The international law of the sea is governed by three principles: the principle of freedom, the principle of sovereignty and the principle of the common heritage of mankind. Traditionally the law of the sea has been dominated by the principle of freedom and the principle of sovereignty. The French jurist R.-J. Dupuy summarized the essence of the law as follows:
The sea has always been lashed by two major contrary winds: the wind from the high seas towards the land is the wind of freedom; the wind from the land toward the high seas is the bearer of sovereignties. The law of the sea has always been in the middle between these conflicting forces.
The principle of freedom aims to ensure the freedom of various uses of the oceans, such as navigation, overflight, laying submarine cables and pipelines, construction of artificial islands, fishing and marine scientific research. Historically the principle of freedom may primarily be thought of as aiming to ensure the freedom of navigation in order to advance trade and commerce overseas. At the start of the era of European expansion in global navigation, the papal bull Inter Caetera of 4 May 1493 issued by Pope Alexander VI, granted Spain and Portugal all newly discovered and to-be-discovered lands, that were divided into two with a straight line – towards the west of it unto Spain and the east, Portugal.
However, this was not welcomed by other maritime nations. In this context, mention should be made of the Mare Liberum by the Dutch jurist Hugo Grotius. In February 1603, a Dutch squadron captured Sta. Catharina, a Portuguese galleon, in the straits of Singapore, and brought the vessel to Amsterdam. When the vessel’s extremely rich contents were sold as prize, controversy arose with regard to the legality of the capture. Grotius was asked to prepare an opinion on this subject at the request of the Dutch East India Company. The treatise written by Grotius was later known as De Jure Praedae Commentarius, which was not fully published until 1868, with only the twelfth chapter published anonymously in 1609 as Mare Liberum. In this chapter, Grotius upheld the freedom of navigation and trade to the East Indies. This episode would seem to demonstrate that the freedom of the seas was essentially characterised by the economic and political interests of maritime powers.

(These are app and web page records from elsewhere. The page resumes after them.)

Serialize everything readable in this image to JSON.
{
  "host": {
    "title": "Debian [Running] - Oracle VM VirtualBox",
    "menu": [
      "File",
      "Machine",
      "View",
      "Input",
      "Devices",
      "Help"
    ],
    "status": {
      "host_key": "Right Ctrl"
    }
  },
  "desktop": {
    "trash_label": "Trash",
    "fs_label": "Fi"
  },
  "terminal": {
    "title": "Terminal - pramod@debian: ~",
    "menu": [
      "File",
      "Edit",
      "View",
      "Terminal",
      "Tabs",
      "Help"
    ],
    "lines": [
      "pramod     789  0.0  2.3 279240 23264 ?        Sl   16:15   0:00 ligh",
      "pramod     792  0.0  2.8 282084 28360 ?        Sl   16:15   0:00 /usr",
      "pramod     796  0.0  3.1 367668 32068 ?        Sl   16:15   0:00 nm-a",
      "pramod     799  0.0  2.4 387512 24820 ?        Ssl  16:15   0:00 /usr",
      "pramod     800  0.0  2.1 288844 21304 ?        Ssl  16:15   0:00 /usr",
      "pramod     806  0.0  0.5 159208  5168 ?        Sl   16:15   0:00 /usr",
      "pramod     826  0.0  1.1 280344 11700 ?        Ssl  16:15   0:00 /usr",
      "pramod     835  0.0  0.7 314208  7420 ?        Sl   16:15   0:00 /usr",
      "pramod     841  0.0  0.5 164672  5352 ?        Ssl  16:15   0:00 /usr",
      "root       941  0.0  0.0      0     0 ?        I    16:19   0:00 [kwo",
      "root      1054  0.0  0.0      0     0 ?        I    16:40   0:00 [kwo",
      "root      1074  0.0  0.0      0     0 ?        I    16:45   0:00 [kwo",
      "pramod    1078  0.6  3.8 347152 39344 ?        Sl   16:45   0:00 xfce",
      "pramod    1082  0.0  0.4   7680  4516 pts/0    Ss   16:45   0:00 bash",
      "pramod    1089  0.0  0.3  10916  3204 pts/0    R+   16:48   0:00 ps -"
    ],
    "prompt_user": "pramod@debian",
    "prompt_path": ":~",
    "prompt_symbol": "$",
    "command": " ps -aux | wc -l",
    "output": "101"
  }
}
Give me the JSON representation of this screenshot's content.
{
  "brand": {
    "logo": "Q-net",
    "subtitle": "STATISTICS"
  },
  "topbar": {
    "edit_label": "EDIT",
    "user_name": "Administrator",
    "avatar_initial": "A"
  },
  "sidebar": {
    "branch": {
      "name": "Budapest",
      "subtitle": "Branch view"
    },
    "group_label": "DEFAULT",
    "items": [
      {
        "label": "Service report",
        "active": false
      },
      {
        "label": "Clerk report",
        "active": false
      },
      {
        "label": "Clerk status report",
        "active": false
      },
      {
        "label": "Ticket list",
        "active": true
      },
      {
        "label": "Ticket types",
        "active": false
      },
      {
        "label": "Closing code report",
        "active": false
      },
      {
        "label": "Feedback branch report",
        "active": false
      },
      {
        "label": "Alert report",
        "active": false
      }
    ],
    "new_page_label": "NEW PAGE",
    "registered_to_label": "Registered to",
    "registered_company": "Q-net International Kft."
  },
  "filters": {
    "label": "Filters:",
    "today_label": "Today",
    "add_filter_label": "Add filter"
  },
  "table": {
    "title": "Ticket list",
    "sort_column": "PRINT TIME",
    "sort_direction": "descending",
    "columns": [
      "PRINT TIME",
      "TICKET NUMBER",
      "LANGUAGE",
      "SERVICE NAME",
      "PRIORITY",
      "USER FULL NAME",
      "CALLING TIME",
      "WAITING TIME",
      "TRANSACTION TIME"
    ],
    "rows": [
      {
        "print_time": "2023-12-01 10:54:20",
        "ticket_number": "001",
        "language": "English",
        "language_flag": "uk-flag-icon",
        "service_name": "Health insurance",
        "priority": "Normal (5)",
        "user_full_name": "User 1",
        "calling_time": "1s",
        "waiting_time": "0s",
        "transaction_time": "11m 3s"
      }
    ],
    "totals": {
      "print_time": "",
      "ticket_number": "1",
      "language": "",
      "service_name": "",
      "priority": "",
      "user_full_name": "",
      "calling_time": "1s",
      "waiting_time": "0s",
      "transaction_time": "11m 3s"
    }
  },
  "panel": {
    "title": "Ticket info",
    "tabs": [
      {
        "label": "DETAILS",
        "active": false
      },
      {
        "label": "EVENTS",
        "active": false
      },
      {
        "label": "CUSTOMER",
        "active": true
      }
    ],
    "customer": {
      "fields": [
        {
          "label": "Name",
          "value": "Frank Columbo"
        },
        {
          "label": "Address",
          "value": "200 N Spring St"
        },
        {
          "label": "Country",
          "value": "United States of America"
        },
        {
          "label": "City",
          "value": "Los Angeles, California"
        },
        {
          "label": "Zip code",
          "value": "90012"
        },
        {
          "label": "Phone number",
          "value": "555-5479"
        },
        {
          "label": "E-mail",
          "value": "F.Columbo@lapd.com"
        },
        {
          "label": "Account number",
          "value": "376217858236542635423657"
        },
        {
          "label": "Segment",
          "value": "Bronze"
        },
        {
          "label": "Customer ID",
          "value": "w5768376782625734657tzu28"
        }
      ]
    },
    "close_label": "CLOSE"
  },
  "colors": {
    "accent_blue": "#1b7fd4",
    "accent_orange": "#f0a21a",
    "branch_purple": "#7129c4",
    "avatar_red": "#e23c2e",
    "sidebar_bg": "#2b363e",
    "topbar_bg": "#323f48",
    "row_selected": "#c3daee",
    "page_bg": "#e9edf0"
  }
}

Grotius’ argument met with criticism from various writers, such as Scottish academic William Welwood, English lawyer and scholar John Selden, Portuguese friar Seraphin de Freitas, and others, who claimed sovereignty over coastal seas for their State’s interests. The debate lasted throughout the seventeenth century, but the principle of freedom of the seas has been consolidated through State practice. Indeed, freedom of navigation was essential for maritime powers in order to secure their trade; and when European rivalry developed into global conflicts in the eighteenth century, overseas naval bases provided strategic interests, especially for Great Britain, the leading maritime power of the time. During the nineteenth century, freedom of the seas was consolidated by the Pax Britannica. Overall the freedom of navigation contributed to maritime powers securing their economic interests and maritime networks, and expanding their political or military influence over their overseas colonies.
source: The International Law of the Sea, Yoshifumi Tanaka